Ultimately, the dispute between the parties boils down to the appeal of either the technical or functional argument, which makes the whole question seem a bit like a Gestalt image. Both interpretations make sense and have a supportive rationale, so other factors must necessarily contribute to the court's determination in order to break the stalemate.
It is hard, then, to even guess how the Supreme Court will approach Aereo. As mentioned above, the issues in this case have not been fully developed in the lower courts. For example, the petition for certiorari doesn't even challenge the digital reproductions necessary for Aereo to transmit the broadcast signal to its users; a potentially literal violation of the petitioners' copyright.
On the one hand, Aereo seems to have the better argument regarding the letter of the law. Indeed, commentators have pointed out the paradoxical fact that the petitioners have cited Aereo's attempts to follow the law as evidence of its intent to bypass the law. On the other hand, the petitioners' functional argument is compelling because of how potentially disruptive Aereo's model is to the broadcast industry.
If the Supreme Court gives precedence to the principals of statutory interpretation (as the US District Court for the District of Massachusetts did in Hearst v. Aereo) then Aereo's technical argument will likely win the day. But this leaves the annoyance of the functional argument, and the real economic fallout pressing in from the periphery. History has shown that the court is not blind to significant public policy considerations. Even if the Supreme Court finds in Aereo's favor, ABC and other broadcasters have indicated (in the petition and elsewhere) that such a finding will force cable providers to make the economically rational choice of creating their own Aereo-type service to continue offering broadcast programming without the obligation of paying the retransmission fee. As this and related revenue streams dry up, the broadcasters claim, it will no longer be economically viable to even provide broadcast television at all. If these assertions are true, a victory for Aereo might erode the very service it hopes to provide.
There is reason to believe, however, that these claims are merely puffed-up speculation. In either case, the Supreme Court will have to draw a line in the sand somewhere. In fact, this is likely why they have chosen to review the case in the first place. The issues in Aereo are, at bottom, the progeny of ambiguities or inadequacies in the Copyright Act. Because copyright is so fundamental to intellectual-property-based industries, this fact inextricably links the policy considerations in Aereo to the technical issues of statutory interpretation. The court may turn a blind eye to these considerations, but it is not likely to do so. In the end, these extraneous factors will undoubtedly determine the angle from which the court will view the textual arguments.
Antonio Del Mastro holds a B.A. in Italian Studies in Tufts University. He has worked for the Massachusetts Attorney General, General Counsel of Northeastern University, and the Technology Department of Northeastern University, and is working in the legal department for BJ's Wholesale Club.

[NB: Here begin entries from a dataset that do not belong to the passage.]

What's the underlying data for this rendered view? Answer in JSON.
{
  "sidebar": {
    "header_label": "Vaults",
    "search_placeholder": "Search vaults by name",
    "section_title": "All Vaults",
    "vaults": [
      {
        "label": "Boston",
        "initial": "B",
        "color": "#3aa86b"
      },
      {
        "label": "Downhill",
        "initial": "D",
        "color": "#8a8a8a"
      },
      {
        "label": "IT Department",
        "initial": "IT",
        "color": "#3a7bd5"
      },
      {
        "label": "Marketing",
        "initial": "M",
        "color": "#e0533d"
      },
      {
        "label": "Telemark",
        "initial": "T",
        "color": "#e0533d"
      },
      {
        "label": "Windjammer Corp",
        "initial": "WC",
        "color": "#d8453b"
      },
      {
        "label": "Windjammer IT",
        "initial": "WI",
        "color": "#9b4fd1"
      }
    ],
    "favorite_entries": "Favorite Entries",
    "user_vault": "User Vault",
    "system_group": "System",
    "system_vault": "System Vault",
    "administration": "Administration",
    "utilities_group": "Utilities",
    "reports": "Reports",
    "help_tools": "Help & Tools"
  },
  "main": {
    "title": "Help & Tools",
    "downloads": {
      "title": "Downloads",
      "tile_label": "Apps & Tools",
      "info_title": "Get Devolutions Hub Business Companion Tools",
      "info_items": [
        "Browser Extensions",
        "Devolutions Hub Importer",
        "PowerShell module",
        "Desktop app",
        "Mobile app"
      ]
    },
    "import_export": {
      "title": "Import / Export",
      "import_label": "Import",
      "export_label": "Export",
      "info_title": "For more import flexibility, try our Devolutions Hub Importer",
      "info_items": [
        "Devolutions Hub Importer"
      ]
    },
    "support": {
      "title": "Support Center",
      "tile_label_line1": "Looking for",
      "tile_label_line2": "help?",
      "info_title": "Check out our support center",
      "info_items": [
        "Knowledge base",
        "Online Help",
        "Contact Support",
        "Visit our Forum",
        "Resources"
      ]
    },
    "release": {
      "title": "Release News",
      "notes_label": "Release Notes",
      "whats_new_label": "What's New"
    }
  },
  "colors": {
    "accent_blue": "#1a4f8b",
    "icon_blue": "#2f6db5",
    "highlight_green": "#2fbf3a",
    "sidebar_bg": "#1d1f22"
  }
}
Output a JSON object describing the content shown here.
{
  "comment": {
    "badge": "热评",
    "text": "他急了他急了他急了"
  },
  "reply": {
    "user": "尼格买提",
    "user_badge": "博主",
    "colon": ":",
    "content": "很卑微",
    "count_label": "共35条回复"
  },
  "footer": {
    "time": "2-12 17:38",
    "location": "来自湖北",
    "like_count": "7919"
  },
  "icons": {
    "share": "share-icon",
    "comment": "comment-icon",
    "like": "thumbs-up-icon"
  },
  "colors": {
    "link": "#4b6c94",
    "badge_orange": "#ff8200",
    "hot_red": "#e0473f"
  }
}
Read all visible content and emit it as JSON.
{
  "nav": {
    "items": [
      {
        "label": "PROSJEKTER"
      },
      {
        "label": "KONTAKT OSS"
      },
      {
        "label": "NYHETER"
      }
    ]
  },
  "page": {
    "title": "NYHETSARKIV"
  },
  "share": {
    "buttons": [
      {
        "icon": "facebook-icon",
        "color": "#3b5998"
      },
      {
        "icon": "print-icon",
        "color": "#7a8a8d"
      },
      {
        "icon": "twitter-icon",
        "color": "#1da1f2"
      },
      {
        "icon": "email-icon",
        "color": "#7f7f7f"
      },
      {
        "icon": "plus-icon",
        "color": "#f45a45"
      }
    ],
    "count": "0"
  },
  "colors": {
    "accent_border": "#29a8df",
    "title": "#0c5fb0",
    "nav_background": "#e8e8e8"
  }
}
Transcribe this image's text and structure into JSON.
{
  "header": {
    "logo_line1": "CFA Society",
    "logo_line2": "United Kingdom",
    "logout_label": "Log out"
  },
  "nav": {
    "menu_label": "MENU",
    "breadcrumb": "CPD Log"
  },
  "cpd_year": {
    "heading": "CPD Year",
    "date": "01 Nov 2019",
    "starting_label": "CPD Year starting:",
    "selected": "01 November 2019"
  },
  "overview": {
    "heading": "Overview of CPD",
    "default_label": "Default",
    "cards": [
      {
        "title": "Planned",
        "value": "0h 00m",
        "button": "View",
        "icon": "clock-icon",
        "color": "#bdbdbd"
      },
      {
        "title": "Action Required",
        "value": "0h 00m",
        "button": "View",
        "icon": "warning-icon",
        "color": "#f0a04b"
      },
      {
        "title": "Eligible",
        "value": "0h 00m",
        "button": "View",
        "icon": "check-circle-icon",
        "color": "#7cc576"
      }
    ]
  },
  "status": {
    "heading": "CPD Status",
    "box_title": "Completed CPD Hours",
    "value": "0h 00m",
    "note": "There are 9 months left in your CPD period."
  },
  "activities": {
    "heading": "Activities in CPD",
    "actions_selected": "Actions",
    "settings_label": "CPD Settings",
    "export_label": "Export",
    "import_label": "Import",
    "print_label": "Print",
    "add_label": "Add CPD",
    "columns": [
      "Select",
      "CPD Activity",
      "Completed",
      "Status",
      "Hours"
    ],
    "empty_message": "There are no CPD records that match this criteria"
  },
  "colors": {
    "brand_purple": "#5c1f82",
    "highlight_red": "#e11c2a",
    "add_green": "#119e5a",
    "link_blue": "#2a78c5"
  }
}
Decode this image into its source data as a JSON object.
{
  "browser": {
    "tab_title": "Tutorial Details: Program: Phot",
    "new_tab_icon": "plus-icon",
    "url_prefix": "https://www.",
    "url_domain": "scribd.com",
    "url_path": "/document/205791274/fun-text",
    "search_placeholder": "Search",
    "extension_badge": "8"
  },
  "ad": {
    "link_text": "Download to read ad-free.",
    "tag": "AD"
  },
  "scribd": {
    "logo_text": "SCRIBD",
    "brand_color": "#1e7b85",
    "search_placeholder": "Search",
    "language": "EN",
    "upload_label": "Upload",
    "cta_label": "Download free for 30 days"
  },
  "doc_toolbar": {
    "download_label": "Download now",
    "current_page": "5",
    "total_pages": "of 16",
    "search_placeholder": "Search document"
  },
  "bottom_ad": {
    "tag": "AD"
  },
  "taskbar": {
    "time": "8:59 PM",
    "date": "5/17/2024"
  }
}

Suggested citation: Antonio Del Mastro, Quagmire of Statutory Interpretation at Center of ABC v. Aereo Copyright Case, JURIST - Dateline, Mar. 1, 2014, http://jurist.org/dateline/2014/03/antonio-del-mastro-copyright.php
This article was prepared for publication by Fangxing Li, an associate editor for JURIST's student commentary service. Please direct any questions or comments to him at firstname.lastname@example.org